I have always liked symbols. Breaking things down into simple visual representations appeals to me and I find that the process of creating logos has really helped me further define the mission and vision of what I’m trying to accomplish.
Your logo may be the first line of communication with prospective clients or potential employees so it needs to say what you want it to say. Everything matters–the colors, the style, the font, etc. Who is your target audience? Big corporations or small businesses? What is the vibe of your company? Ultra-professional or really casual? Is there a particular industry that you’re targeting? Is there a particular lifestyle that you’re marketing to and do you and your visuals reflect the same values as that lifestyle? Answering these kinds of questions will not only help you create your logo and the symbology around your company, it will also help you refine your overall messaging and should inform and be informed by your culture.
I’m not a designer, so over the years as I’ve taken on new initiatives and started my own companies, I have recruited the help of designers to coach me through the process of creating logos. I believe in building a culture of authenticity in the quest for a fulfilling work life, but sometimes articulating exactly what that culture looks like can be very challenging, especially when you’re on your own and the possibilities seem endless. A good designer will ask the right (and sometimes difficult) questions to help you tease out the authenticity of the culture that you’re creating, and help you build a solid brand that will make you proud.
As consultants, it’s our choice which industries we want to focus on and it’s up to us how we present ourselves to those industries. The cultures between them can be vastly different—think small organic dairy farms vs. big gun manufacturers—and you will very likely get a different reaction from people who work in those different industries. So it’s important that you understand who you are seeking to work with and make sure that your own branding is aligned with them.
If you’re just getting started or looking to strengthen or refresh your existing company’s brand, start by looking around and making note of what appeals to you. Jot down ideas from the industries that you want to target, from companies that are doing similar work, and most importantly what you feel authentically represents you. Then find a designer who won’t just take your ideas at face value.
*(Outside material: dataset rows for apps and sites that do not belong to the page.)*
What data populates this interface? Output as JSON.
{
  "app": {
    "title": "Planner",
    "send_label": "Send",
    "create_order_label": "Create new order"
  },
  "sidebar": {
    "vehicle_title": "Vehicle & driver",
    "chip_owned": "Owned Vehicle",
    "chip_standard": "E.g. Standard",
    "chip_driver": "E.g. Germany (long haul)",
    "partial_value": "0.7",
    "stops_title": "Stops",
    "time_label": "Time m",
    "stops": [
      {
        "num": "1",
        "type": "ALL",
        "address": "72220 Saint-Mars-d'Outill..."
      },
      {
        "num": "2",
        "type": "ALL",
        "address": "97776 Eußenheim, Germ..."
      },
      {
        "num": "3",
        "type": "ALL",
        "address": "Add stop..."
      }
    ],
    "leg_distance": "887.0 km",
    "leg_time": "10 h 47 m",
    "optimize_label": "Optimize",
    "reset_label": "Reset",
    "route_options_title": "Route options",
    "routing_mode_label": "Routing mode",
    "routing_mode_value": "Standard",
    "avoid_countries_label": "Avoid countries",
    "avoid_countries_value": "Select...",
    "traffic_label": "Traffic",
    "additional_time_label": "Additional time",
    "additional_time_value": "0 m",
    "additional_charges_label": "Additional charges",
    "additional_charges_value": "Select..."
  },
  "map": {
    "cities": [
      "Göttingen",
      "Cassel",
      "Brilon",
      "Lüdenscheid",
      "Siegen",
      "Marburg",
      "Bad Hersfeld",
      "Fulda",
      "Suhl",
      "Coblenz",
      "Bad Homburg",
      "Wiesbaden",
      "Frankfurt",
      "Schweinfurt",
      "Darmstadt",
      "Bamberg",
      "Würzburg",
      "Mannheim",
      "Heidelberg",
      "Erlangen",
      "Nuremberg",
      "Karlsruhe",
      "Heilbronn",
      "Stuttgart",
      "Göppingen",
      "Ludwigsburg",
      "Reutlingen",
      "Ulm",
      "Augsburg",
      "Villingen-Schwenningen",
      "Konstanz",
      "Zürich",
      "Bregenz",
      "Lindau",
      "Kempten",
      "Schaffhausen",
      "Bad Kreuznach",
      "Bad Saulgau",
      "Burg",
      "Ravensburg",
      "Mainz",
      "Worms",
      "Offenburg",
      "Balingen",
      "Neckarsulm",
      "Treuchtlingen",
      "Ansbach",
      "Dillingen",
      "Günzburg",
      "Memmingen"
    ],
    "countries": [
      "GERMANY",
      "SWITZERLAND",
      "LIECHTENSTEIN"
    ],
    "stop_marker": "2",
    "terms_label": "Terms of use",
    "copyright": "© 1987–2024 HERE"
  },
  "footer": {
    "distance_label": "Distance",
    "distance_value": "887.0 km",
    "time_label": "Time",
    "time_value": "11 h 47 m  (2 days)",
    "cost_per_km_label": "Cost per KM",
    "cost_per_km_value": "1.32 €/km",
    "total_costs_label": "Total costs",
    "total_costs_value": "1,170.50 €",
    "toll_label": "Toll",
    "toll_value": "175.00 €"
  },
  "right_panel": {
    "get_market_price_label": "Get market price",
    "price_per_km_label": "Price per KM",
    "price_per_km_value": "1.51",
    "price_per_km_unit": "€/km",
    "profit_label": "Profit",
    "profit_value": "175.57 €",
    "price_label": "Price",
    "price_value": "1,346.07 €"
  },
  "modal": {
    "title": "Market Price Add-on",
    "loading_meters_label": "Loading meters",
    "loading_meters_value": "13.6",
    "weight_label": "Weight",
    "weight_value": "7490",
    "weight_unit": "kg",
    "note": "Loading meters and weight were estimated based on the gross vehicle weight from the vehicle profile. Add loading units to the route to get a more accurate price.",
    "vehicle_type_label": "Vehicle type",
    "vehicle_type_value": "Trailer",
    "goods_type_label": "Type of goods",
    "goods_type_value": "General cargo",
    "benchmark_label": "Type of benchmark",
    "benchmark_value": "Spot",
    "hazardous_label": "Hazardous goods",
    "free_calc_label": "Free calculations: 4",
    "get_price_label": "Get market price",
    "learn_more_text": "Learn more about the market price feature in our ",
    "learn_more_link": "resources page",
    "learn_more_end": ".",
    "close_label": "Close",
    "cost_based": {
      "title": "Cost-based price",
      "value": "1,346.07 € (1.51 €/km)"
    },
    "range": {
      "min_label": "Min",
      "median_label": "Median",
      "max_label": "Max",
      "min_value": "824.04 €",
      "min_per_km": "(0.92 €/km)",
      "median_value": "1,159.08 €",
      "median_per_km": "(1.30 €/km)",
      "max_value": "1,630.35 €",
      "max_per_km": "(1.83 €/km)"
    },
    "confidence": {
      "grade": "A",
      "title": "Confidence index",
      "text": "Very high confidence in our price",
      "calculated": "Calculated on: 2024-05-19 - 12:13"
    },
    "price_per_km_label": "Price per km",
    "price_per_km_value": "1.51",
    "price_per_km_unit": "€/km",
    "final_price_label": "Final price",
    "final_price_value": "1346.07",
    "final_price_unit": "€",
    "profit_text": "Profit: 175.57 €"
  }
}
Look for one who will challenge you and ask tough questions about what it is you’re trying to do. Together you will be able to develop symbols that truly represent your company and your vision.